==== DATA TO EXAMINE ====

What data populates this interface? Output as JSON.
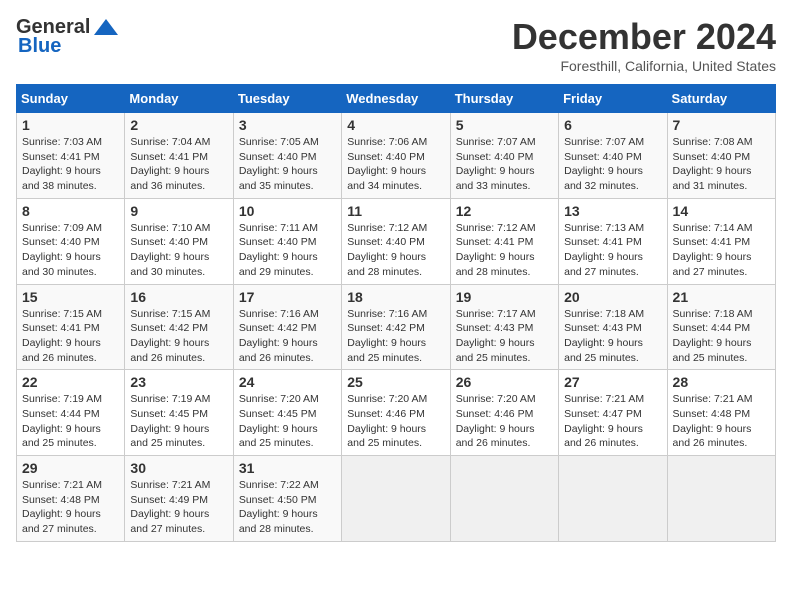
{
  "logo": {
    "general": "General",
    "blue": "Blue"
  },
  "title": "December 2024",
  "location": "Foresthill, California, United States",
  "days_header": [
    "Sunday",
    "Monday",
    "Tuesday",
    "Wednesday",
    "Thursday",
    "Friday",
    "Saturday"
  ],
  "weeks": [
    [
      {
        "day": "1",
        "info": "Sunrise: 7:03 AM\nSunset: 4:41 PM\nDaylight: 9 hours\nand 38 minutes."
      },
      {
        "day": "2",
        "info": "Sunrise: 7:04 AM\nSunset: 4:41 PM\nDaylight: 9 hours\nand 36 minutes."
      },
      {
        "day": "3",
        "info": "Sunrise: 7:05 AM\nSunset: 4:40 PM\nDaylight: 9 hours\nand 35 minutes."
      },
      {
        "day": "4",
        "info": "Sunrise: 7:06 AM\nSunset: 4:40 PM\nDaylight: 9 hours\nand 34 minutes."
      },
      {
        "day": "5",
        "info": "Sunrise: 7:07 AM\nSunset: 4:40 PM\nDaylight: 9 hours\nand 33 minutes."
      },
      {
        "day": "6",
        "info": "Sunrise: 7:07 AM\nSunset: 4:40 PM\nDaylight: 9 hours\nand 32 minutes."
      },
      {
        "day": "7",
        "info": "Sunrise: 7:08 AM\nSunset: 4:40 PM\nDaylight: 9 hours\nand 31 minutes."
      }
    ],
    [
      {
        "day": "8",
        "info": "Sunrise: 7:09 AM\nSunset: 4:40 PM\nDaylight: 9 hours\nand 30 minutes."
      },
      {
        "day": "9",
        "info": "Sunrise: 7:10 AM\nSunset: 4:40 PM\nDaylight: 9 hours\nand 30 minutes."
      },
      {
        "day": "10",
        "info": "Sunrise: 7:11 AM\nSunset: 4:40 PM\nDaylight: 9 hours\nand 29 minutes."
      },
      {
        "day": "11",
        "info": "Sunrise: 7:12 AM\nSunset: 4:40 PM\nDaylight: 9 hours\nand 28 minutes."
      },
      {
        "day": "12",
        "info": "Sunrise: 7:12 AM\nSunset: 4:41 PM\nDaylight: 9 hours\nand 28 minutes."
      },
      {
        "day": "13",
        "info": "Sunrise: 7:13 AM\nSunset: 4:41 PM\nDaylight: 9 hours\nand 27 minutes."
      },
      {
        "day": "14",
        "info": "Sunrise: 7:14 AM\nSunset: 4:41 PM\nDaylight: 9 hours\nand 27 minutes."
      }
    ],
    [
      {
        "day": "15",
        "info": "Sunrise: 7:15 AM\nSunset: 4:41 PM\nDaylight: 9 hours\nand 26 minutes."
      },
      {
        "day": "16",
        "info": "Sunrise: 7:15 AM\nSunset: 4:42 PM\nDaylight: 9 hours\nand 26 minutes."
      },
      {
        "day": "17",
        "info": "Sunrise: 7:16 AM\nSunset: 4:42 PM\nDaylight: 9 hours\nand 26 minutes."
      },
      {
        "day": "18",
        "info": "Sunrise: 7:16 AM\nSunset: 4:42 PM\nDaylight: 9 hours\nand 25 minutes."
      },
      {
        "day": "19",
        "info": "Sunrise: 7:17 AM\nSunset: 4:43 PM\nDaylight: 9 hours\nand 25 minutes."
      },
      {
        "day": "20",
        "info": "Sunrise: 7:18 AM\nSunset: 4:43 PM\nDaylight: 9 hours\nand 25 minutes."
      },
      {
        "day": "21",
        "info": "Sunrise: 7:18 AM\nSunset: 4:44 PM\nDaylight: 9 hours\nand 25 minutes."
      }
    ],
    [
      {
        "day": "22",
        "info": "Sunrise: 7:19 AM\nSunset: 4:44 PM\nDaylight: 9 hours\nand 25 minutes."
      },
      {
        "day": "23",
        "info": "Sunrise: 7:19 AM\nSunset: 4:45 PM\nDaylight: 9 hours\nand 25 minutes."
      },
      {
        "day": "24",
        "info": "Sunrise: 7:20 AM\nSunset: 4:45 PM\nDaylight: 9 hours\nand 25 minutes."
      },
      {
        "day": "25",
        "info": "Sunrise: 7:20 AM\nSunset: 4:46 PM\nDaylight: 9 hours\nand 25 minutes."
      },
      {
        "day": "26",
        "info": "Sunrise: 7:20 AM\nSunset: 4:46 PM\nDaylight: 9 hours\nand 26 minutes."
      },
      {
        "day": "27",
        "info": "Sunrise: 7:21 AM\nSunset: 4:47 PM\nDaylight: 9 hours\nand 26 minutes."
      },
      {
        "day": "28",
        "info": "Sunrise: 7:21 AM\nSunset: 4:48 PM\nDaylight: 9 hours\nand 26 minutes."
      }
    ],
    [
      {
        "day": "29",
        "info": "Sunrise: 7:21 AM\nSunset: 4:48 PM\nDaylight: 9 hours\nand 27 minutes."
      },
      {
        "day": "30",
        "info": "Sunrise: 7:21 AM\nSunset: 4:49 PM\nDaylight: 9 hours\nand 27 minutes."
      },
      {
        "day": "31",
        "info": "Sunrise: 7:22 AM\nSunset: 4:50 PM\nDaylight: 9 hours\nand 28 minutes."
      },
      {
        "day": "",
        "info": ""
      },
      {
        "day": "",
        "info": ""
      },
      {
        "day": "",
        "info": ""
      },
      {
        "day": "",
        "info": ""
      }
    ]
  ]
}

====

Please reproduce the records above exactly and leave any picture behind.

(YOUR SOLUTION):
What data populates this interface? Output as JSON.
{
  "logo": {
    "general": "General",
    "blue": "Blue"
  },
  "title": "December 2024",
  "location": "Foresthill, California, United States",
  "days_header": [
    "Sunday",
    "Monday",
    "Tuesday",
    "Wednesday",
    "Thursday",
    "Friday",
    "Saturday"
  ],
  "weeks": [
    [
      {
        "day": "1",
        "info": "Sunrise: 7:03 AM\nSunset: 4:41 PM\nDaylight: 9 hours\nand 38 minutes."
      },
      {
        "day": "2",
        "info": "Sunrise: 7:04 AM\nSunset: 4:41 PM\nDaylight: 9 hours\nand 36 minutes."
      },
      {
        "day": "3",
        "info": "Sunrise: 7:05 AM\nSunset: 4:40 PM\nDaylight: 9 hours\nand 35 minutes."
      },
      {
        "day": "4",
        "info": "Sunrise: 7:06 AM\nSunset: 4:40 PM\nDaylight: 9 hours\nand 34 minutes."
      },
      {
        "day": "5",
        "info": "Sunrise: 7:07 AM\nSunset: 4:40 PM\nDaylight: 9 hours\nand 33 minutes."
      },
      {
        "day": "6",
        "info": "Sunrise: 7:07 AM\nSunset: 4:40 PM\nDaylight: 9 hours\nand 32 minutes."
      },
      {
        "day": "7",
        "info": "Sunrise: 7:08 AM\nSunset: 4:40 PM\nDaylight: 9 hours\nand 31 minutes."
      }
    ],
    [
      {
        "day": "8",
        "info": "Sunrise: 7:09 AM\nSunset: 4:40 PM\nDaylight: 9 hours\nand 30 minutes."
      },
      {
        "day": "9",
        "info": "Sunrise: 7:10 AM\nSunset: 4:40 PM\nDaylight: 9 hours\nand 30 minutes."
      },
      {
        "day": "10",
        "info": "Sunrise: 7:11 AM\nSunset: 4:40 PM\nDaylight: 9 hours\nand 29 minutes."
      },
      {
        "day": "11",
        "info": "Sunrise: 7:12 AM\nSunset: 4:40 PM\nDaylight: 9 hours\nand 28 minutes."
      },
      {
        "day": "12",
        "info": "Sunrise: 7:12 AM\nSunset: 4:41 PM\nDaylight: 9 hours\nand 28 minutes."
      },
      {
        "day": "13",
        "info": "Sunrise: 7:13 AM\nSunset: 4:41 PM\nDaylight: 9 hours\nand 27 minutes."
      },
      {
        "day": "14",
        "info": "Sunrise: 7:14 AM\nSunset: 4:41 PM\nDaylight: 9 hours\nand 27 minutes."
      }
    ],
    [
      {
        "day": "15",
        "info": "Sunrise: 7:15 AM\nSunset: 4:41 PM\nDaylight: 9 hours\nand 26 minutes."
      },
      {
        "day": "16",
        "info": "Sunrise: 7:15 AM\nSunset: 4:42 PM\nDaylight: 9 hours\nand 26 minutes."
      },
      {
        "day": "17",
        "info": "Sunrise: 7:16 AM\nSunset: 4:42 PM\nDaylight: 9 hours\nand 26 minutes."
      },
      {
        "day": "18",
        "info": "Sunrise: 7:16 AM\nSunset: 4:42 PM\nDaylight: 9 hours\nand 25 minutes."
      },
      {
        "day": "19",
        "info": "Sunrise: 7:17 AM\nSunset: 4:43 PM\nDaylight: 9 hours\nand 25 minutes."
      },
      {
        "day": "20",
        "info": "Sunrise: 7:18 AM\nSunset: 4:43 PM\nDaylight: 9 hours\nand 25 minutes."
      },
      {
        "day": "21",
        "info": "Sunrise: 7:18 AM\nSunset: 4:44 PM\nDaylight: 9 hours\nand 25 minutes."
      }
    ],
    [
      {
        "day": "22",
        "info": "Sunrise: 7:19 AM\nSunset: 4:44 PM\nDaylight: 9 hours\nand 25 minutes."
      },
      {
        "day": "23",
        "info": "Sunrise: 7:19 AM\nSunset: 4:45 PM\nDaylight: 9 hours\nand 25 minutes."
      },
      {
        "day": "24",
        "info": "Sunrise: 7:20 AM\nSunset: 4:45 PM\nDaylight: 9 hours\nand 25 minutes."
      },
      {
        "day": "25",
        "info": "Sunrise: 7:20 AM\nSunset: 4:46 PM\nDaylight: 9 hours\nand 25 minutes."
      },
      {
        "day": "26",
        "info": "Sunrise: 7:20 AM\nSunset: 4:46 PM\nDaylight: 9 hours\nand 26 minutes."
      },
      {
        "day": "27",
        "info": "Sunrise: 7:21 AM\nSunset: 4:47 PM\nDaylight: 9 hours\nand 26 minutes."
      },
      {
        "day": "28",
        "info": "Sunrise: 7:21 AM\nSunset: 4:48 PM\nDaylight: 9 hours\nand 26 minutes."
      }
    ],
    [
      {
        "day": "29",
        "info": "Sunrise: 7:21 AM\nSunset: 4:48 PM\nDaylight: 9 hours\nand 27 minutes."
      },
      {
        "day": "30",
        "info": "Sunrise: 7:21 AM\nSunset: 4:49 PM\nDaylight: 9 hours\nand 27 minutes."
      },
      {
        "day": "31",
        "info": "Sunrise: 7:22 AM\nSunset: 4:50 PM\nDaylight: 9 hours\nand 28 minutes."
      },
      {
        "day": "",
        "info": ""
      },
      {
        "day": "",
        "info": ""
      },
      {
        "day": "",
        "info": ""
      },
      {
        "day": "",
        "info": ""
      }
    ]
  ]
}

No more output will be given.